[Caption] Corsair in the hangar: original or model?


[Caption] Maintenance work on the Bf 109 and Me 262: Everything is just like the big ones!


[Caption] The Me 110 on the airfield - or just the small version in the diorama?



(continues from above) work and made him an irresistible offer: he would build the best aluminum aircraft models the world has ever seen, and in return Kohs would provide the Argentine and his wife Clarisa green cards.


So both men achieved what they wanted: Gary Kohs his prototypes on a giant scale of 1:15 (which were then recreated in small series by model makers in the Ukraine and sold to collectors all over the world) and Guillermo Rojas Bazan the chance to pursue his passion in secure circumstances.



The models that emerged over the next 15 years cannot be adequately described in words.


You have to see them either in photos or, better yet, in person, where you can admire these gems in three-dimensional space from different angles. It's truly incredible what this artist can achieve with thin aluminum sheet and the simplest of tools. One might think that Rojas Bazan had magical powers that would allow him to snap his fingers and simply shrink an original aircraft.


The most important feature of a truly exceptional model, collectors agree, is that you can look at it again and again and still discover new details. And that is exactly the case here.

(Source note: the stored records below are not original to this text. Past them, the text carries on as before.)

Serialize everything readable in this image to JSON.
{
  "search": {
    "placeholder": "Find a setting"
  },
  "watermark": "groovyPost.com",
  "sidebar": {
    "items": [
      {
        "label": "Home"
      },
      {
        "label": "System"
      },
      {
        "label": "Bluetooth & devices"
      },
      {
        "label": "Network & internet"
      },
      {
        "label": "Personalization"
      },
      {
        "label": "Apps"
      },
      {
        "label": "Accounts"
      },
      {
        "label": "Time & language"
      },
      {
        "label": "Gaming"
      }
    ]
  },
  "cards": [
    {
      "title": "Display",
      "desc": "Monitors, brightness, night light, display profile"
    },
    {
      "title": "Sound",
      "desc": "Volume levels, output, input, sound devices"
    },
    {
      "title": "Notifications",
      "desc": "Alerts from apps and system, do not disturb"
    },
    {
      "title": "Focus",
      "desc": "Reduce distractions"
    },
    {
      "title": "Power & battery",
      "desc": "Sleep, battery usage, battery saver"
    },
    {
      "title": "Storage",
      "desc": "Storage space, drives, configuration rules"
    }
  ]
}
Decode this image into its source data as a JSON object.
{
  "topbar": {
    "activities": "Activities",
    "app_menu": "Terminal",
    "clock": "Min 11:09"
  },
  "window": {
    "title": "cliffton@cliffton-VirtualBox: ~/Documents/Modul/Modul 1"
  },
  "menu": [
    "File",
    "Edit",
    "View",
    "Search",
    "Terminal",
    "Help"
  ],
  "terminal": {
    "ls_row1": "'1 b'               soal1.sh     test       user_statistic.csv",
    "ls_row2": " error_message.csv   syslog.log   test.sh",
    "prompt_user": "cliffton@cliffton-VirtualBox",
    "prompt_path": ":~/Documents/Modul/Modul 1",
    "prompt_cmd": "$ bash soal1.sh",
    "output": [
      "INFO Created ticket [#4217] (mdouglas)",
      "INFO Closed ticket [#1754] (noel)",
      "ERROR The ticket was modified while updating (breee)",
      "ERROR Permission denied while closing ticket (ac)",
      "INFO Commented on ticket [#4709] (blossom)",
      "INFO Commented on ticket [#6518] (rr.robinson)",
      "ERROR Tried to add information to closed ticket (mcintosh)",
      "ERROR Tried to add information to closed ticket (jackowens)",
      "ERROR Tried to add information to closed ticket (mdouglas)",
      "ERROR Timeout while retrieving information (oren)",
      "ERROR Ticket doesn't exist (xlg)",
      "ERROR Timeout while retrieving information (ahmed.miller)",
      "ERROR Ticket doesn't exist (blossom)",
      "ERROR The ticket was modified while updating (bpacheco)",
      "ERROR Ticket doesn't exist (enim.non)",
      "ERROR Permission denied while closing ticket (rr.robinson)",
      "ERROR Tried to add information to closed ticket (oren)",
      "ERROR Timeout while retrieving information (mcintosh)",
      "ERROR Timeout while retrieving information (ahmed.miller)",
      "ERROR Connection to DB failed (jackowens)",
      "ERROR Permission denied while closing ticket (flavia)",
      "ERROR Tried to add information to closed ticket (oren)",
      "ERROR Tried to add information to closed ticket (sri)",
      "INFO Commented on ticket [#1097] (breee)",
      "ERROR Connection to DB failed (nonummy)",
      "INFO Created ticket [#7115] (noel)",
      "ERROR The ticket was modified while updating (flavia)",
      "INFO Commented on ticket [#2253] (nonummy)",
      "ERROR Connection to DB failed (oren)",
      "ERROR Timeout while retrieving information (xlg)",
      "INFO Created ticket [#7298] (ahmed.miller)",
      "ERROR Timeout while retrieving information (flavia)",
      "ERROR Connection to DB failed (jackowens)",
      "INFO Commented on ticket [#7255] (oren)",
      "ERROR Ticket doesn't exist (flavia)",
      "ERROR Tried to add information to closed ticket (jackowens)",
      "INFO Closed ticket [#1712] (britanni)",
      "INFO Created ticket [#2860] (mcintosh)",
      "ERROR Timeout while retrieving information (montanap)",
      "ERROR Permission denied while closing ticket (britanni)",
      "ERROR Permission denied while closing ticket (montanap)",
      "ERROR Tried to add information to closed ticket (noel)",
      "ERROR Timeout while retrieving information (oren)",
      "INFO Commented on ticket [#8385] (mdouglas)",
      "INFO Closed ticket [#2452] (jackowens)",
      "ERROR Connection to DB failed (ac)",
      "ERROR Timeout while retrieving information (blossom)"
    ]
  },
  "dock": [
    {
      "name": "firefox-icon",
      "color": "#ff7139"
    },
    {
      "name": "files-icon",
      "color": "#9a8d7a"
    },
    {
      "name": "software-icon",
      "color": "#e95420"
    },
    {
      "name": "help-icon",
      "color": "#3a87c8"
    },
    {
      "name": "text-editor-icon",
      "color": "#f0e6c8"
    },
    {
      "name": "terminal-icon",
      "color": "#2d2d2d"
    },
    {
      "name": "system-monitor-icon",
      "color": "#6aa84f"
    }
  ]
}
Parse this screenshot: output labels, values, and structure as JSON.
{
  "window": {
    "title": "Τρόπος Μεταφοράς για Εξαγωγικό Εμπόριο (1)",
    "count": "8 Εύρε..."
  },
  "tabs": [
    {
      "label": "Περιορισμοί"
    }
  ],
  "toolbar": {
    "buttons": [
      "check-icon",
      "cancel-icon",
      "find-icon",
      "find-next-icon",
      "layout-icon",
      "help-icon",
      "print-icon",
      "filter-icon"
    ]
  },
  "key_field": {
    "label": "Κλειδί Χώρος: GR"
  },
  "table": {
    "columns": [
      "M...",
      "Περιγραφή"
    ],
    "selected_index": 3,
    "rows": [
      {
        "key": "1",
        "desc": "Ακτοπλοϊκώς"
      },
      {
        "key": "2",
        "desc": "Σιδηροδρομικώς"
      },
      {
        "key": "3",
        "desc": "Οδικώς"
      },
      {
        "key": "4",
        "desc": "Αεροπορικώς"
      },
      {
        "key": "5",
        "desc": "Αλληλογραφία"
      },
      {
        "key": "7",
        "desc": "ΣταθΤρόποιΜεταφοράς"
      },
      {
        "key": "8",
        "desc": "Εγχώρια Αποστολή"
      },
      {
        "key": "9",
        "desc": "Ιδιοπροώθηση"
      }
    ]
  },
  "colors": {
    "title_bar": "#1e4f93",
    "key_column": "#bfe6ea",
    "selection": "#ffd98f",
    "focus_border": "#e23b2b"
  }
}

Each and every part of these aircraft is handmade. And in a place you wouldn't expect: Guillermo's "workshop" is a table in the corner of his apartment. If you're looking for complex tools there, you'll look in vain: scissors and pliers in different sizes. Pens of all kinds, a hammer, hobby knives, tweezers as well as magnifying glasses and glue (everything on his models is glued with a special epoxy - no rivets or screws) are all this magician needs to practice his craft.


His only power tool, he tells me almost a little bashfully, is a compressor for his spray gun.



The list of Rojas Bazan's models is long: Focke-Wulf Fw 190 (as a long-nose and with a radial engine), Messerschmitt Bf 109, Messerschmitt Me 262, Supermarine Spitfire, P-51 Mustang and Curtiss P-40, to name just a few.


His models are not just objects - they are the result of many thousands of hours of research and handwork. If I had to choose one of these gems, it would probably be his Boeing B-17. Every time I look at the photo series on his website  that documents the construction of this miniature (www.rojasbazan.com), I am left salivating all over again.


It's unimaginable what has been achieved here. None of the models are for sale, but since the end of 2009 Rojas Bazan has been working as a freelance artist again. His creations are not cheap, but you only get the best of the best.